All pictures must be dropped, while the entries are given again word for word.

━━ Exercise data

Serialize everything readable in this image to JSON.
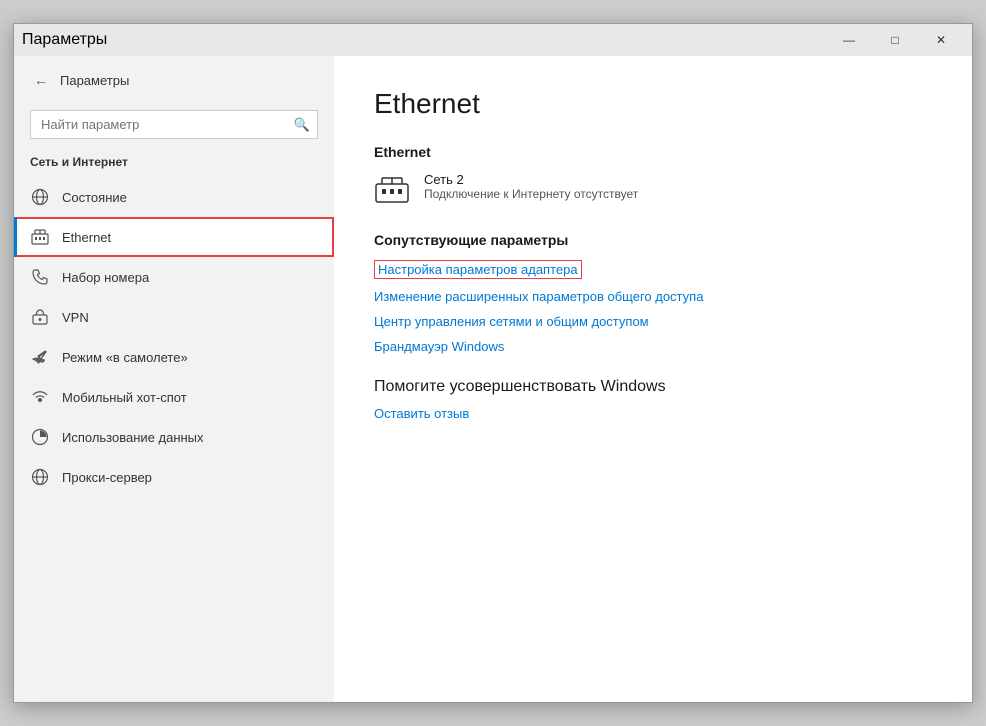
{
  "window": {
    "title": "Параметры",
    "controls": {
      "minimize": "—",
      "maximize": "□",
      "close": "✕"
    }
  },
  "sidebar": {
    "back_label": "←",
    "app_title": "Параметры",
    "search_placeholder": "Найти параметр",
    "search_icon": "🔍",
    "section_title": "Сеть и Интернет",
    "items": [
      {
        "id": "status",
        "label": "Состояние",
        "icon": "globe"
      },
      {
        "id": "ethernet",
        "label": "Ethernet",
        "icon": "ethernet",
        "active": true,
        "highlighted": true
      },
      {
        "id": "dialup",
        "label": "Набор номера",
        "icon": "phone"
      },
      {
        "id": "vpn",
        "label": "VPN",
        "icon": "vpn"
      },
      {
        "id": "airplane",
        "label": "Режим «в самолете»",
        "icon": "airplane"
      },
      {
        "id": "hotspot",
        "label": "Мобильный хот-спот",
        "icon": "hotspot"
      },
      {
        "id": "data_usage",
        "label": "Использование данных",
        "icon": "data"
      },
      {
        "id": "proxy",
        "label": "Прокси-сервер",
        "icon": "proxy"
      }
    ]
  },
  "main": {
    "title": "Ethernet",
    "ethernet_section_label": "Ethernet",
    "network_name": "Сеть 2",
    "network_status": "Подключение к Интернету отсутствует",
    "related_params_title": "Сопутствующие параметры",
    "links": [
      {
        "id": "adapter",
        "label": "Настройка параметров адаптера",
        "highlighted": true
      },
      {
        "id": "sharing",
        "label": "Изменение расширенных параметров общего доступа",
        "highlighted": false
      },
      {
        "id": "network_center",
        "label": "Центр управления сетями и общим доступом",
        "highlighted": false
      },
      {
        "id": "firewall",
        "label": "Брандмауэр Windows",
        "highlighted": false
      }
    ],
    "improve_title": "Помогите усовершенствовать Windows",
    "feedback_link": "Оставить отзыв"
  }
}
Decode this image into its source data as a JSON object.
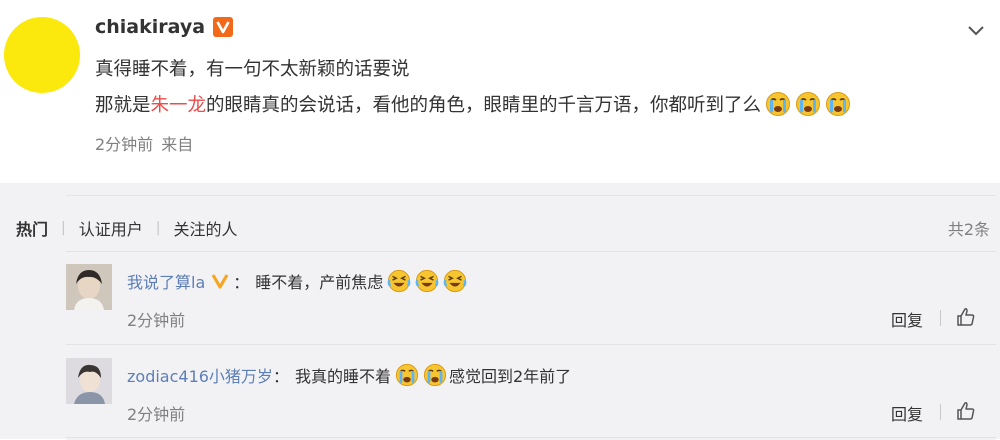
{
  "post": {
    "username": "chiakiraya",
    "line1": "真得睡不着，有一句不太新颖的话要说",
    "line2_before": "那就是",
    "line2_highlight": "朱一龙",
    "line2_after": "的眼睛真的会说话，看他的角色，眼睛里的千言万语，你都听到了么",
    "time": "2分钟前",
    "source": "来自"
  },
  "comments_section": {
    "tabs": [
      "热门",
      "认证用户",
      "关注的人"
    ],
    "count_label": "共2条",
    "comments": [
      {
        "username": "我说了算la",
        "colon": "：",
        "text_before": "睡不着，产前焦虑",
        "text_after": "",
        "time": "2分钟前",
        "reply_label": "回复"
      },
      {
        "username": "zodiac416小猪万岁",
        "colon": "：",
        "text_before": "我真的睡不着",
        "text_after": "感觉回到2年前了",
        "time": "2分钟前",
        "reply_label": "回复"
      }
    ]
  },
  "icons": {
    "verified_badge": "verified-v-icon",
    "expand": "chevron-down-icon",
    "like": "thumbs-up-icon",
    "emoji_cry": "crying-face-icon",
    "emoji_laugh_cry": "laughing-crying-face-icon"
  },
  "colors": {
    "highlight": "#eb4c4c",
    "username_link": "#5d7fb6",
    "avatar_yellow": "#fbe80c",
    "badge_orange": "#f26a19",
    "comment_bg": "#f2f2f5"
  }
}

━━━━

**Task response**
Serialize everything readable in this image to JSON.
{
  "window": {
    "title": "Параметры",
    "controls": {
      "minimize": "—",
      "maximize": "□",
      "close": "✕"
    }
  },
  "sidebar": {
    "back_label": "←",
    "app_title": "Параметры",
    "search_placeholder": "Найти параметр",
    "search_icon": "🔍",
    "section_title": "Сеть и Интернет",
    "items": [
      {
        "id": "status",
        "label": "Состояние",
        "icon": "globe"
      },
      {
        "id": "ethernet",
        "label": "Ethernet",
        "icon": "ethernet",
        "active": true,
        "highlighted": true
      },
      {
        "id": "dialup",
        "label": "Набор номера",
        "icon": "phone"
      },
      {
        "id": "vpn",
        "label": "VPN",
        "icon": "vpn"
      },
      {
        "id": "airplane",
        "label": "Режим «в самолете»",
        "icon": "airplane"
      },
      {
        "id": "hotspot",
        "label": "Мобильный хот-спот",
        "icon": "hotspot"
      },
      {
        "id": "data_usage",
        "label": "Использование данных",
        "icon": "data"
      },
      {
        "id": "proxy",
        "label": "Прокси-сервер",
        "icon": "proxy"
      }
    ]
  },
  "main": {
    "title": "Ethernet",
    "ethernet_section_label": "Ethernet",
    "network_name": "Сеть 2",
    "network_status": "Подключение к Интернету отсутствует",
    "related_params_title": "Сопутствующие параметры",
    "links": [
      {
        "id": "adapter",
        "label": "Настройка параметров адаптера",
        "highlighted": true
      },
      {
        "id": "sharing",
        "label": "Изменение расширенных параметров общего доступа",
        "highlighted": false
      },
      {
        "id": "network_center",
        "label": "Центр управления сетями и общим доступом",
        "highlighted": false
      },
      {
        "id": "firewall",
        "label": "Брандмауэр Windows",
        "highlighted": false
      }
    ],
    "improve_title": "Помогите усовершенствовать Windows",
    "feedback_link": "Оставить отзыв"
  }
}
Decode this image into its source data as a JSON object.
{
  "post": {
    "username": "chiakiraya",
    "line1": "真得睡不着，有一句不太新颖的话要说",
    "line2_before": "那就是",
    "line2_highlight": "朱一龙",
    "line2_after": "的眼睛真的会说话，看他的角色，眼睛里的千言万语，你都听到了么",
    "time": "2分钟前",
    "source": "来自"
  },
  "comments_section": {
    "tabs": [
      "热门",
      "认证用户",
      "关注的人"
    ],
    "count_label": "共2条",
    "comments": [
      {
        "username": "我说了算la",
        "colon": "：",
        "text_before": "睡不着，产前焦虑",
        "text_after": "",
        "time": "2分钟前",
        "reply_label": "回复"
      },
      {
        "username": "zodiac416小猪万岁",
        "colon": "：",
        "text_before": "我真的睡不着",
        "text_after": "感觉回到2年前了",
        "time": "2分钟前",
        "reply_label": "回复"
      }
    ]
  },
  "icons": {
    "verified_badge": "verified-v-icon",
    "expand": "chevron-down-icon",
    "like": "thumbs-up-icon",
    "emoji_cry": "crying-face-icon",
    "emoji_laugh_cry": "laughing-crying-face-icon"
  },
  "colors": {
    "highlight": "#eb4c4c",
    "username_link": "#5d7fb6",
    "avatar_yellow": "#fbe80c",
    "badge_orange": "#f26a19",
    "comment_bg": "#f2f2f5"
  }
}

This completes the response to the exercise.